Website and app data records:
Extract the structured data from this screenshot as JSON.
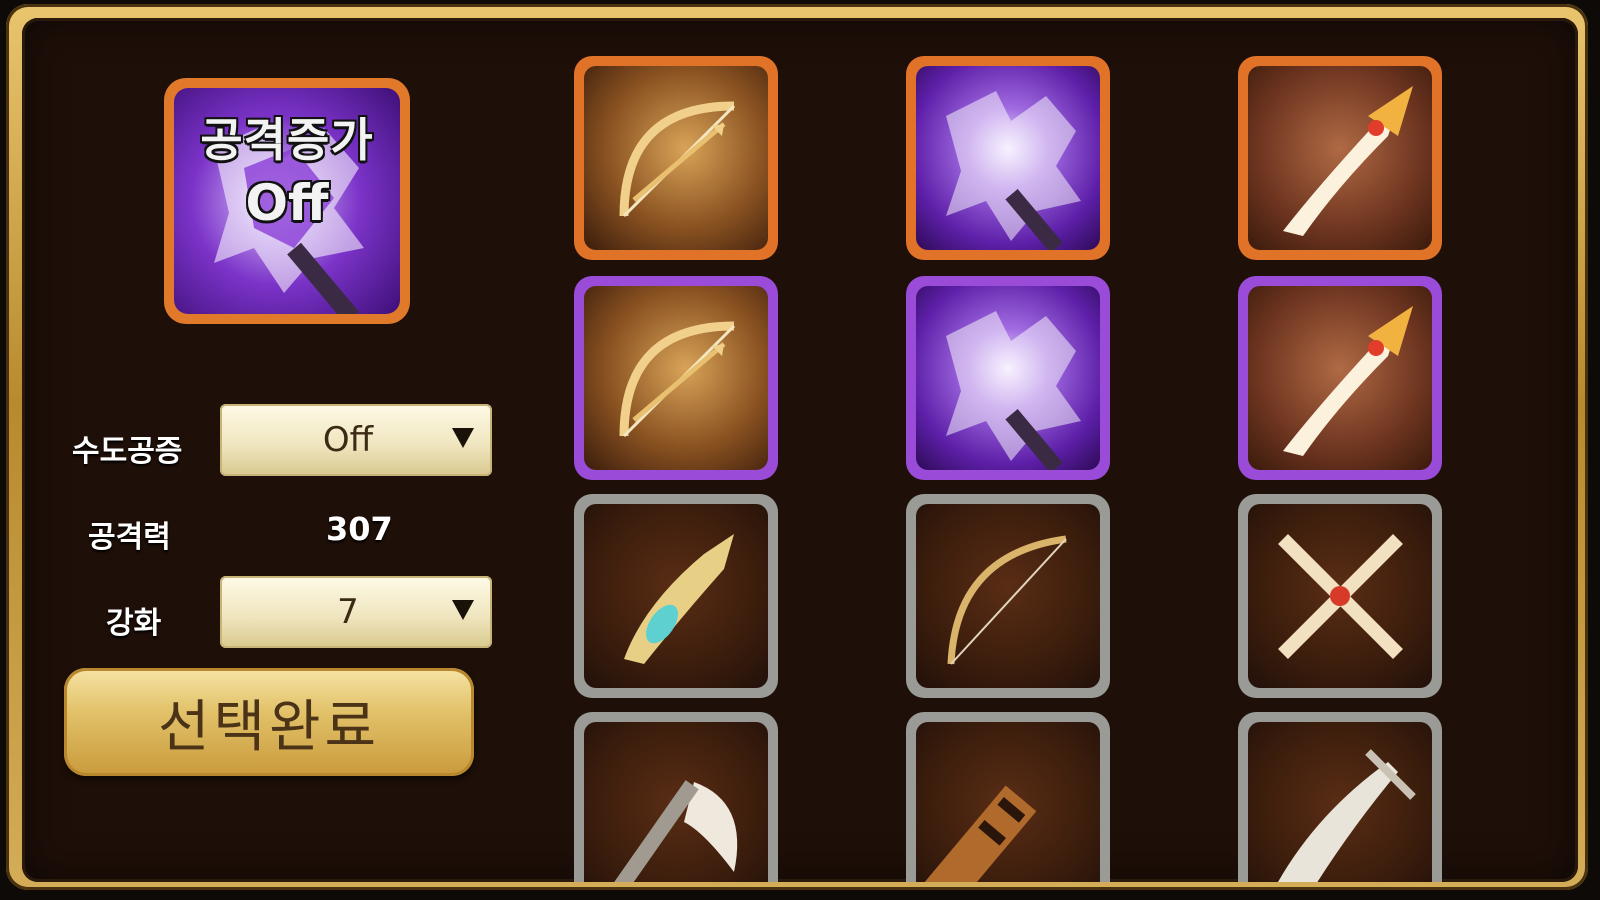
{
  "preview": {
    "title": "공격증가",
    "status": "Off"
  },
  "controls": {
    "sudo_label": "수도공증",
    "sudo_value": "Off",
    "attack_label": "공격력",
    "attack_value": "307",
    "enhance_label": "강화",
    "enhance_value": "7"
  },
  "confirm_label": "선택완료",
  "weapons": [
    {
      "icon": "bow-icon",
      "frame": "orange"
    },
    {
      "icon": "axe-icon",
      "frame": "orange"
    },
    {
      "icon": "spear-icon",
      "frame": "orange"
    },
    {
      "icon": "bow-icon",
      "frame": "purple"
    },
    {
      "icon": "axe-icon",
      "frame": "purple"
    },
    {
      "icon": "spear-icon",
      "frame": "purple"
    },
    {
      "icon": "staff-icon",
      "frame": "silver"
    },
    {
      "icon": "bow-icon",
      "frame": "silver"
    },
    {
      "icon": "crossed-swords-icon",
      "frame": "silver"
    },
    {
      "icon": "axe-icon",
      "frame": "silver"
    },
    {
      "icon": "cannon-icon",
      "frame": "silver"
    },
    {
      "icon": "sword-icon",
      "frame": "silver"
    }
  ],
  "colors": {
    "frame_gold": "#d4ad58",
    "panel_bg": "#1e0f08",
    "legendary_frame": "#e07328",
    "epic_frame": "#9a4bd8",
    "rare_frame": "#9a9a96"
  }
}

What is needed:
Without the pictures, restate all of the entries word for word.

Exercise response:
Extract the structured data from this screenshot as JSON.
{
  "preview": {
    "title": "공격증가",
    "status": "Off"
  },
  "controls": {
    "sudo_label": "수도공증",
    "sudo_value": "Off",
    "attack_label": "공격력",
    "attack_value": "307",
    "enhance_label": "강화",
    "enhance_value": "7"
  },
  "confirm_label": "선택완료",
  "weapons": [
    {
      "icon": "bow-icon",
      "frame": "orange"
    },
    {
      "icon": "axe-icon",
      "frame": "orange"
    },
    {
      "icon": "spear-icon",
      "frame": "orange"
    },
    {
      "icon": "bow-icon",
      "frame": "purple"
    },
    {
      "icon": "axe-icon",
      "frame": "purple"
    },
    {
      "icon": "spear-icon",
      "frame": "purple"
    },
    {
      "icon": "staff-icon",
      "frame": "silver"
    },
    {
      "icon": "bow-icon",
      "frame": "silver"
    },
    {
      "icon": "crossed-swords-icon",
      "frame": "silver"
    },
    {
      "icon": "axe-icon",
      "frame": "silver"
    },
    {
      "icon": "cannon-icon",
      "frame": "silver"
    },
    {
      "icon": "sword-icon",
      "frame": "silver"
    }
  ],
  "colors": {
    "frame_gold": "#d4ad58",
    "panel_bg": "#1e0f08",
    "legendary_frame": "#e07328",
    "epic_frame": "#9a4bd8",
    "rare_frame": "#9a9a96"
  }
}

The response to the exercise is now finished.